Nia’s story is a reminder that life can throw us a curveball and set us back in our efforts to build credit and achieve success. It is important to keep pushing and not give up, even in the face of setbacks. With dedication and commitment, anyone can rebuild after setbacks and achieve success.
Pay off debt strategically
One important lesson from Nia’s story is that it is important to pay off debt strategically. Nia found herself in a tough spot after her foreclosure and had to start from scratch. She began working with secured credit cards and looked for an apartment, downsizing to a smaller place to save money. Nia also changed the way she thought about money, recognizing it as just another tool in her belt.
The first step in paying off debt strategically is to establish an emergency fund. This fund should include savings for a down payment, closing costs, repairs, and replacements. It is important to have money set aside for unexpected expenses that arise when owning a home. It is also important to do research and learn about different types of loan products to find the best one for your financial situation.

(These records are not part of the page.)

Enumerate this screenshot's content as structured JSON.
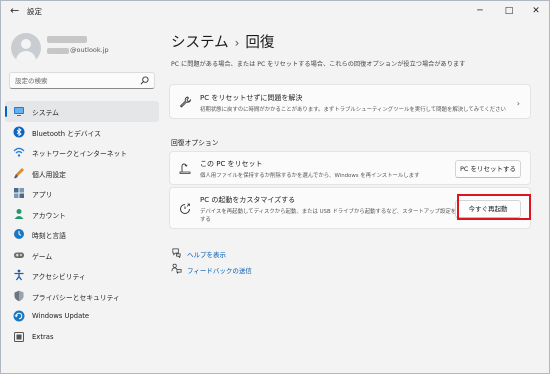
{
  "window": {
    "title": "設定",
    "controls": [
      "─",
      "□",
      "✕"
    ]
  },
  "user": {
    "email_suffix": "@outlook.jp"
  },
  "search": {
    "placeholder": "設定の検索"
  },
  "nav": {
    "items": [
      {
        "label": "システム",
        "icon": "system-icon",
        "color": "#0a64c2",
        "active": true
      },
      {
        "label": "Bluetooth とデバイス",
        "icon": "bluetooth-icon",
        "color": "#0a64c2"
      },
      {
        "label": "ネットワークとインターネット",
        "icon": "network-icon",
        "color": "#2a7fd4"
      },
      {
        "label": "個人用設定",
        "icon": "brush-icon",
        "color": "#e08a2a"
      },
      {
        "label": "アプリ",
        "icon": "apps-icon",
        "color": "#4a6b8a"
      },
      {
        "label": "アカウント",
        "icon": "account-icon",
        "color": "#1f9a6b"
      },
      {
        "label": "時刻と言語",
        "icon": "time-language-icon",
        "color": "#1a78c2"
      },
      {
        "label": "ゲーム",
        "icon": "game-icon",
        "color": "#6b6b6b"
      },
      {
        "label": "アクセシビリティ",
        "icon": "accessibility-icon",
        "color": "#1a5fb4"
      },
      {
        "label": "プライバシーとセキュリティ",
        "icon": "shield-icon",
        "color": "#6b7480"
      },
      {
        "label": "Windows Update",
        "icon": "windows-update-icon",
        "color": "#1a78c2"
      },
      {
        "label": "Extras",
        "icon": "extras-icon",
        "color": "#555555"
      }
    ]
  },
  "main": {
    "breadcrumb_parent": "システム",
    "breadcrumb_sep": "›",
    "title": "回復",
    "description": "PC に問題がある場合、または PC をリセットする場合、これらの回復オプションが役立つ場合があります",
    "troubleshoot": {
      "title": "PC をリセットせずに問題を解決",
      "desc": "初期状態に戻すのに時間がかかることがあります。まずトラブルシューティングツールを実行して問題を解決してみてください",
      "chevron": "›"
    },
    "section_header": "回復オプション",
    "reset": {
      "title": "この PC をリセット",
      "desc": "個人用ファイルを保持するか削除するかを選んでから、Windows を再インストールします",
      "button": "PC をリセットする"
    },
    "advanced": {
      "title": "PC の起動をカスタマイズする",
      "desc_line1": "デバイスを再起動してディスクから起動、または USB ドライブから起動するなど、スタートアップ設定を変更",
      "desc_line2": "する",
      "button": "今すぐ再起動"
    },
    "links": [
      {
        "label": "ヘルプを表示",
        "icon": "help-icon"
      },
      {
        "label": "フィードバックの送信",
        "icon": "feedback-icon"
      }
    ]
  },
  "colors": {
    "accent": "#0067c0",
    "highlight": "#e0141e",
    "link": "#0059b5"
  }
}
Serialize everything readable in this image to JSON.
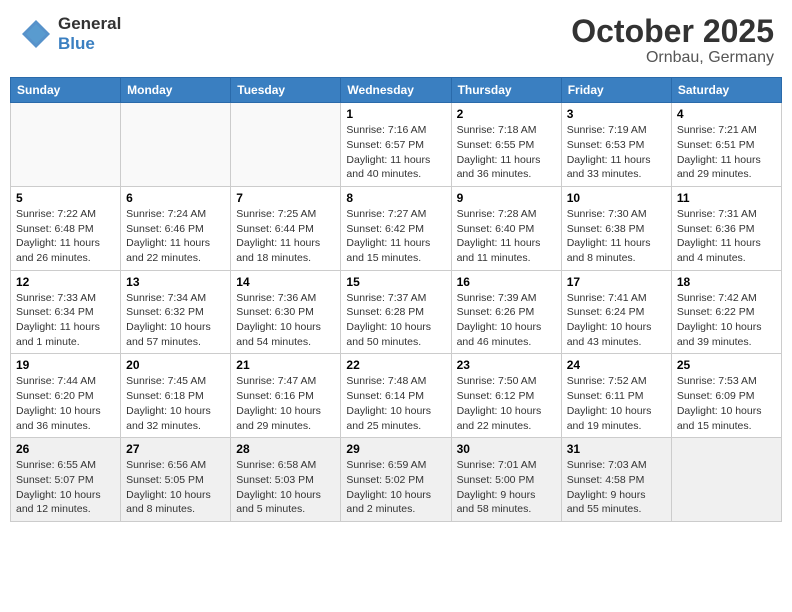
{
  "header": {
    "logo": {
      "general": "General",
      "blue": "Blue"
    },
    "month": "October 2025",
    "location": "Ornbau, Germany"
  },
  "days_of_week": [
    "Sunday",
    "Monday",
    "Tuesday",
    "Wednesday",
    "Thursday",
    "Friday",
    "Saturday"
  ],
  "weeks": [
    [
      {
        "day": "",
        "empty": true
      },
      {
        "day": "",
        "empty": true
      },
      {
        "day": "",
        "empty": true
      },
      {
        "day": "1",
        "sunrise": "7:16 AM",
        "sunset": "6:57 PM",
        "daylight": "11 hours and 40 minutes."
      },
      {
        "day": "2",
        "sunrise": "7:18 AM",
        "sunset": "6:55 PM",
        "daylight": "11 hours and 36 minutes."
      },
      {
        "day": "3",
        "sunrise": "7:19 AM",
        "sunset": "6:53 PM",
        "daylight": "11 hours and 33 minutes."
      },
      {
        "day": "4",
        "sunrise": "7:21 AM",
        "sunset": "6:51 PM",
        "daylight": "11 hours and 29 minutes."
      }
    ],
    [
      {
        "day": "5",
        "sunrise": "7:22 AM",
        "sunset": "6:48 PM",
        "daylight": "11 hours and 26 minutes."
      },
      {
        "day": "6",
        "sunrise": "7:24 AM",
        "sunset": "6:46 PM",
        "daylight": "11 hours and 22 minutes."
      },
      {
        "day": "7",
        "sunrise": "7:25 AM",
        "sunset": "6:44 PM",
        "daylight": "11 hours and 18 minutes."
      },
      {
        "day": "8",
        "sunrise": "7:27 AM",
        "sunset": "6:42 PM",
        "daylight": "11 hours and 15 minutes."
      },
      {
        "day": "9",
        "sunrise": "7:28 AM",
        "sunset": "6:40 PM",
        "daylight": "11 hours and 11 minutes."
      },
      {
        "day": "10",
        "sunrise": "7:30 AM",
        "sunset": "6:38 PM",
        "daylight": "11 hours and 8 minutes."
      },
      {
        "day": "11",
        "sunrise": "7:31 AM",
        "sunset": "6:36 PM",
        "daylight": "11 hours and 4 minutes."
      }
    ],
    [
      {
        "day": "12",
        "sunrise": "7:33 AM",
        "sunset": "6:34 PM",
        "daylight": "11 hours and 1 minute."
      },
      {
        "day": "13",
        "sunrise": "7:34 AM",
        "sunset": "6:32 PM",
        "daylight": "10 hours and 57 minutes."
      },
      {
        "day": "14",
        "sunrise": "7:36 AM",
        "sunset": "6:30 PM",
        "daylight": "10 hours and 54 minutes."
      },
      {
        "day": "15",
        "sunrise": "7:37 AM",
        "sunset": "6:28 PM",
        "daylight": "10 hours and 50 minutes."
      },
      {
        "day": "16",
        "sunrise": "7:39 AM",
        "sunset": "6:26 PM",
        "daylight": "10 hours and 46 minutes."
      },
      {
        "day": "17",
        "sunrise": "7:41 AM",
        "sunset": "6:24 PM",
        "daylight": "10 hours and 43 minutes."
      },
      {
        "day": "18",
        "sunrise": "7:42 AM",
        "sunset": "6:22 PM",
        "daylight": "10 hours and 39 minutes."
      }
    ],
    [
      {
        "day": "19",
        "sunrise": "7:44 AM",
        "sunset": "6:20 PM",
        "daylight": "10 hours and 36 minutes."
      },
      {
        "day": "20",
        "sunrise": "7:45 AM",
        "sunset": "6:18 PM",
        "daylight": "10 hours and 32 minutes."
      },
      {
        "day": "21",
        "sunrise": "7:47 AM",
        "sunset": "6:16 PM",
        "daylight": "10 hours and 29 minutes."
      },
      {
        "day": "22",
        "sunrise": "7:48 AM",
        "sunset": "6:14 PM",
        "daylight": "10 hours and 25 minutes."
      },
      {
        "day": "23",
        "sunrise": "7:50 AM",
        "sunset": "6:12 PM",
        "daylight": "10 hours and 22 minutes."
      },
      {
        "day": "24",
        "sunrise": "7:52 AM",
        "sunset": "6:11 PM",
        "daylight": "10 hours and 19 minutes."
      },
      {
        "day": "25",
        "sunrise": "7:53 AM",
        "sunset": "6:09 PM",
        "daylight": "10 hours and 15 minutes."
      }
    ],
    [
      {
        "day": "26",
        "sunrise": "6:55 AM",
        "sunset": "5:07 PM",
        "daylight": "10 hours and 12 minutes."
      },
      {
        "day": "27",
        "sunrise": "6:56 AM",
        "sunset": "5:05 PM",
        "daylight": "10 hours and 8 minutes."
      },
      {
        "day": "28",
        "sunrise": "6:58 AM",
        "sunset": "5:03 PM",
        "daylight": "10 hours and 5 minutes."
      },
      {
        "day": "29",
        "sunrise": "6:59 AM",
        "sunset": "5:02 PM",
        "daylight": "10 hours and 2 minutes."
      },
      {
        "day": "30",
        "sunrise": "7:01 AM",
        "sunset": "5:00 PM",
        "daylight": "9 hours and 58 minutes."
      },
      {
        "day": "31",
        "sunrise": "7:03 AM",
        "sunset": "4:58 PM",
        "daylight": "9 hours and 55 minutes."
      },
      {
        "day": "",
        "empty": true
      }
    ]
  ]
}
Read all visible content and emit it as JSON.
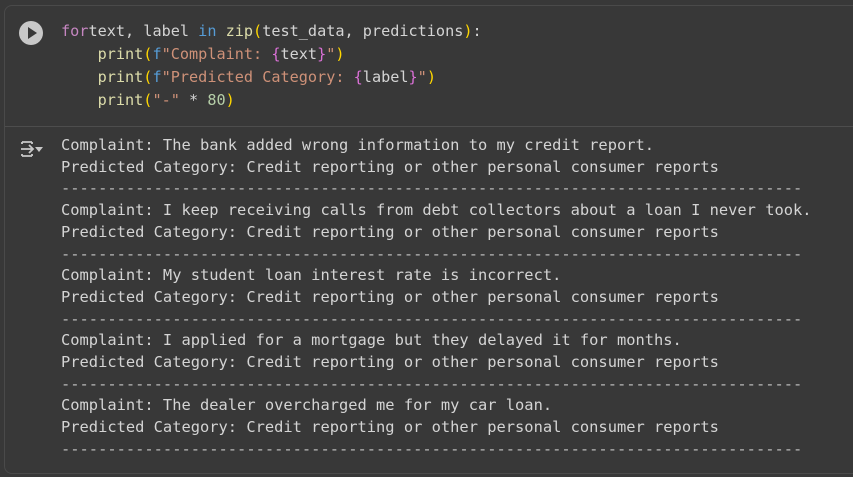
{
  "code": {
    "lines": [
      [
        [
          "kw",
          "for"
        ],
        [
          "",
          "text, label "
        ],
        [
          "kw2",
          "in"
        ],
        [
          "",
          ""
        ],
        [
          "fn",
          " zip"
        ],
        [
          "p",
          "("
        ],
        [
          "",
          "test_data, predictions"
        ],
        [
          "p",
          ")"
        ],
        [
          "",
          ":"
        ]
      ],
      [
        [
          "",
          "    "
        ],
        [
          "fn",
          "print"
        ],
        [
          "p",
          "("
        ],
        [
          "f",
          "f"
        ],
        [
          "s",
          "\"Complaint: "
        ],
        [
          "br",
          "{"
        ],
        [
          "",
          "text"
        ],
        [
          "br",
          "}"
        ],
        [
          "s",
          "\""
        ],
        [
          "p",
          ")"
        ]
      ],
      [
        [
          "",
          "    "
        ],
        [
          "fn",
          "print"
        ],
        [
          "p",
          "("
        ],
        [
          "f",
          "f"
        ],
        [
          "s",
          "\"Predicted Category: "
        ],
        [
          "br",
          "{"
        ],
        [
          "",
          "label"
        ],
        [
          "br",
          "}"
        ],
        [
          "s",
          "\""
        ],
        [
          "p",
          ")"
        ]
      ],
      [
        [
          "",
          "    "
        ],
        [
          "fn",
          "print"
        ],
        [
          "p",
          "("
        ],
        [
          "s",
          "\"-\""
        ],
        [
          "",
          " * "
        ],
        [
          "n",
          "80"
        ],
        [
          "p",
          ")"
        ]
      ]
    ]
  },
  "output": {
    "entries": [
      {
        "complaint": "Complaint: The bank added wrong information to my credit report.",
        "category": "Predicted Category: Credit reporting or other personal consumer reports"
      },
      {
        "complaint": "Complaint: I keep receiving calls from debt collectors about a loan I never took.",
        "category": "Predicted Category: Credit reporting or other personal consumer reports"
      },
      {
        "complaint": "Complaint: My student loan interest rate is incorrect.",
        "category": "Predicted Category: Credit reporting or other personal consumer reports"
      },
      {
        "complaint": "Complaint: I applied for a mortgage but they delayed it for months.",
        "category": "Predicted Category: Credit reporting or other personal consumer reports"
      },
      {
        "complaint": "Complaint: The dealer overcharged me for my car loan.",
        "category": "Predicted Category: Credit reporting or other personal consumer reports"
      }
    ],
    "separator": "--------------------------------------------------------------------------------"
  }
}
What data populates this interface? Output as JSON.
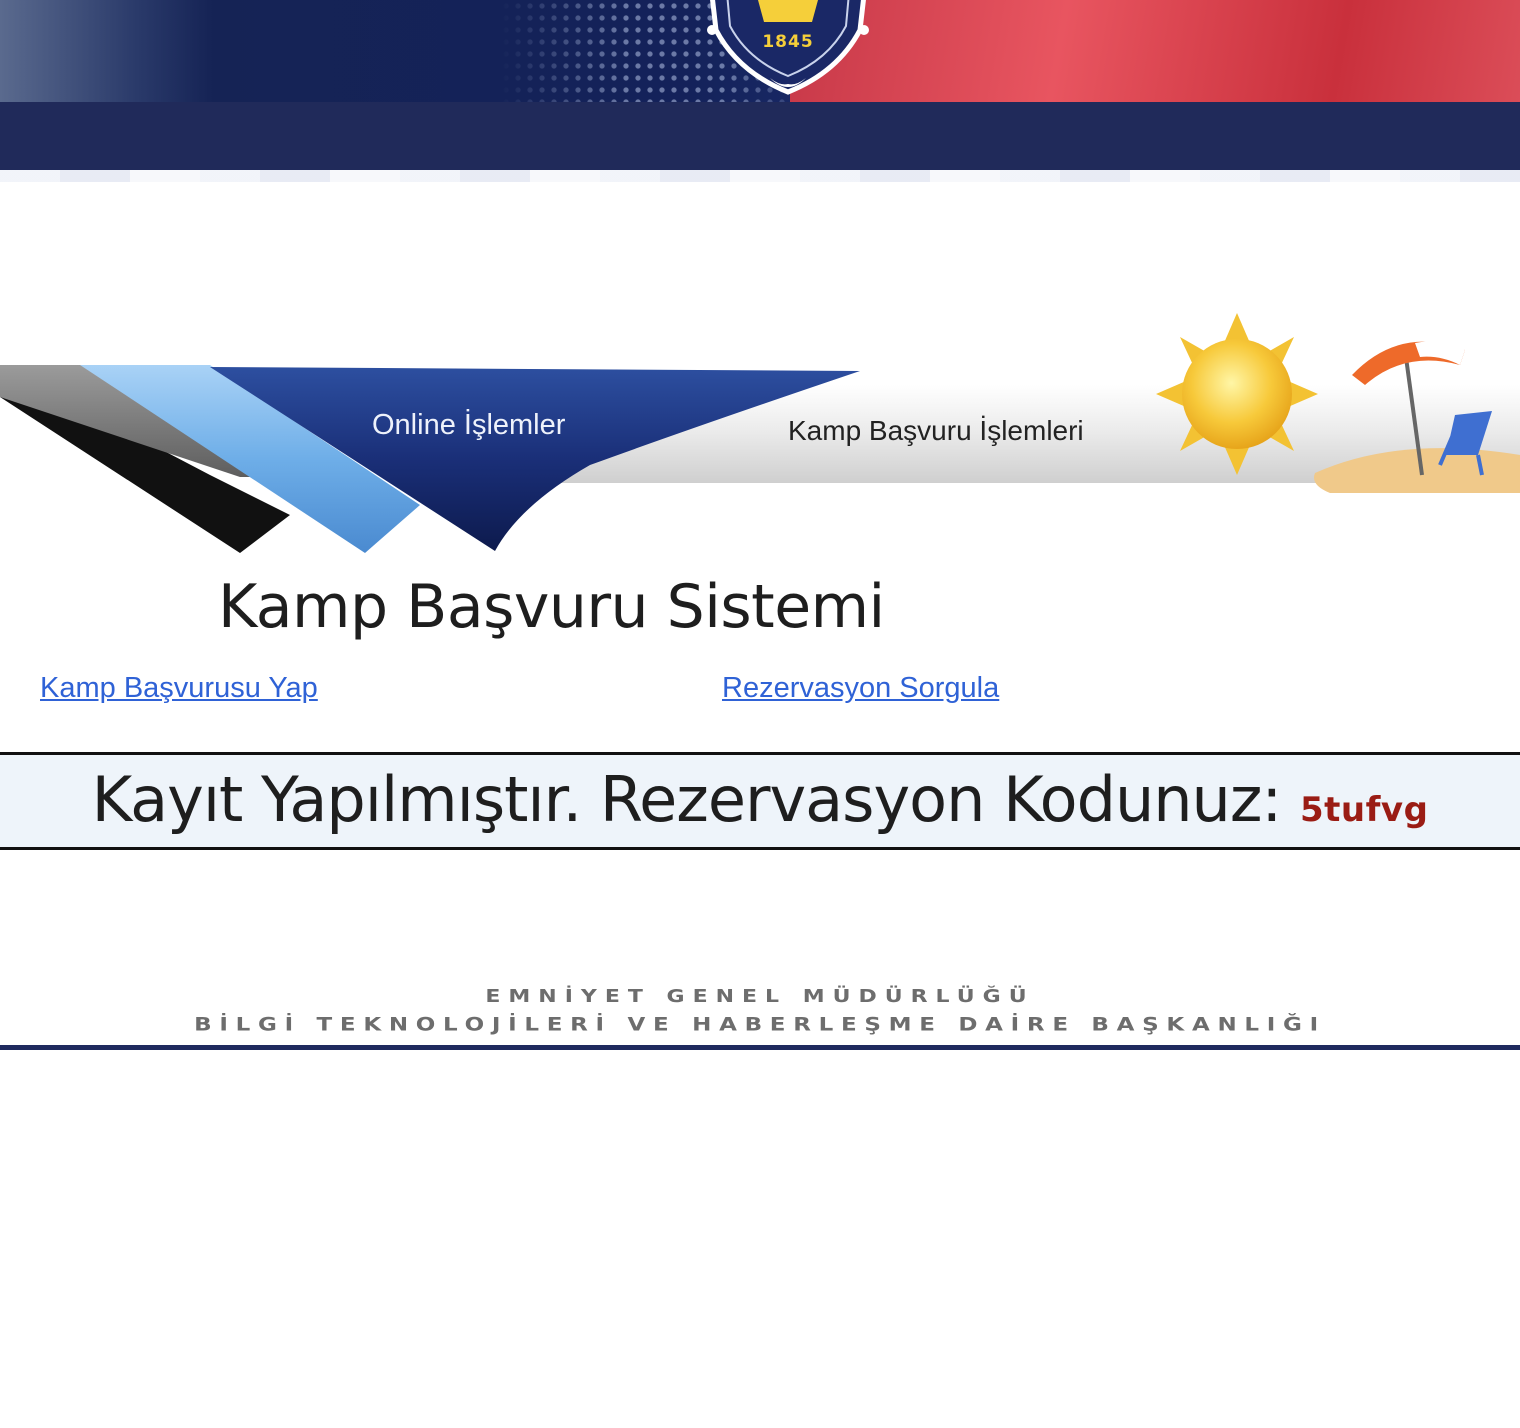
{
  "header": {
    "emblem_year": "1845",
    "colors": {
      "navy": "#202a5a",
      "flag_red": "#e05560"
    }
  },
  "banner": {
    "online_label": "Online İşlemler",
    "section_label": "Kamp Başvuru İşlemleri",
    "icons": [
      "sun-icon",
      "beach-umbrella-icon",
      "beach-chair-icon"
    ]
  },
  "page": {
    "title": "Kamp Başvuru Sistemi"
  },
  "links": {
    "apply": "Kamp Başvurusu Yap",
    "query": "Rezervasyon Sorgula"
  },
  "result": {
    "message": "Kayıt Yapılmıştır. Rezervasyon Kodunuz:",
    "code": "5tufvg"
  },
  "footer": {
    "line1": "EMNİYET GENEL MÜDÜRLÜĞÜ",
    "line2": "BİLGİ TEKNOLOJİLERİ VE HABERLEŞME DAİRE BAŞKANLIĞI"
  }
}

The next step is to research and choose a team. This team should include a real estate agent, lender, and attorney. It is important to choose the right team to ensure that you are making the best decisions for your financial situation. Finally, it is important to create a budget and understand what you are currently working with and what you can comfortably take on with the expense of a home.
In conclusion, Nia’s story is a reminder that it is important to pay off debt strategically. Establish an emergency fund, research, choose a team, and create a budget to ensure that you are making the best decisions for your financial situation. With dedication and commitment, anyone can rebuild after setbacks and achieve success.
Save money for emergencies
When it comes to saving money for emergencies, it is essential to have a plan. One of the best ways to do this is to establish an emergency fund. An emergency fund is a savings account specifically for unexpected expenses. It should have enough money to cover at least three to six months of living expenses, such as rent, utilities, and food. It is important to save money in this fund regularly, even if it is just a small amount. This will help ensure you have enough money to cover any unexpected costs.
It is also important to research and choose a team of professionals to help you. Researching the best mortgage rates and terms, as well as the best financial advisors and lenders, can help you make the best decisions for your financial situation. It is also important to choose a team of professionals to help you, such as a real estate agent, a financial advisor, and a mortgage broker. These professionals can provide valuable advice and guidance to help you make the best decisions for your financial future.
Finally, it is important to create a budget and stick to it. Creating a budget will help you to track your spending and identify areas where you can save money. It is important to remember that a budget should be flexible and allow you to make changes when necessary. It is also important to remember that it is okay to treat yourself occasionally as long as you still stick to your budget.
Nia’s story is a great example of how it is possible to save money for emergencies. She was able to pay off her credit card debt and establish an emergency fund. She also researched and chose a team of professionals to help her make the best decisions for her financial future. Finally, she created a budget and stuck to it, allowing her to save money for emergencies.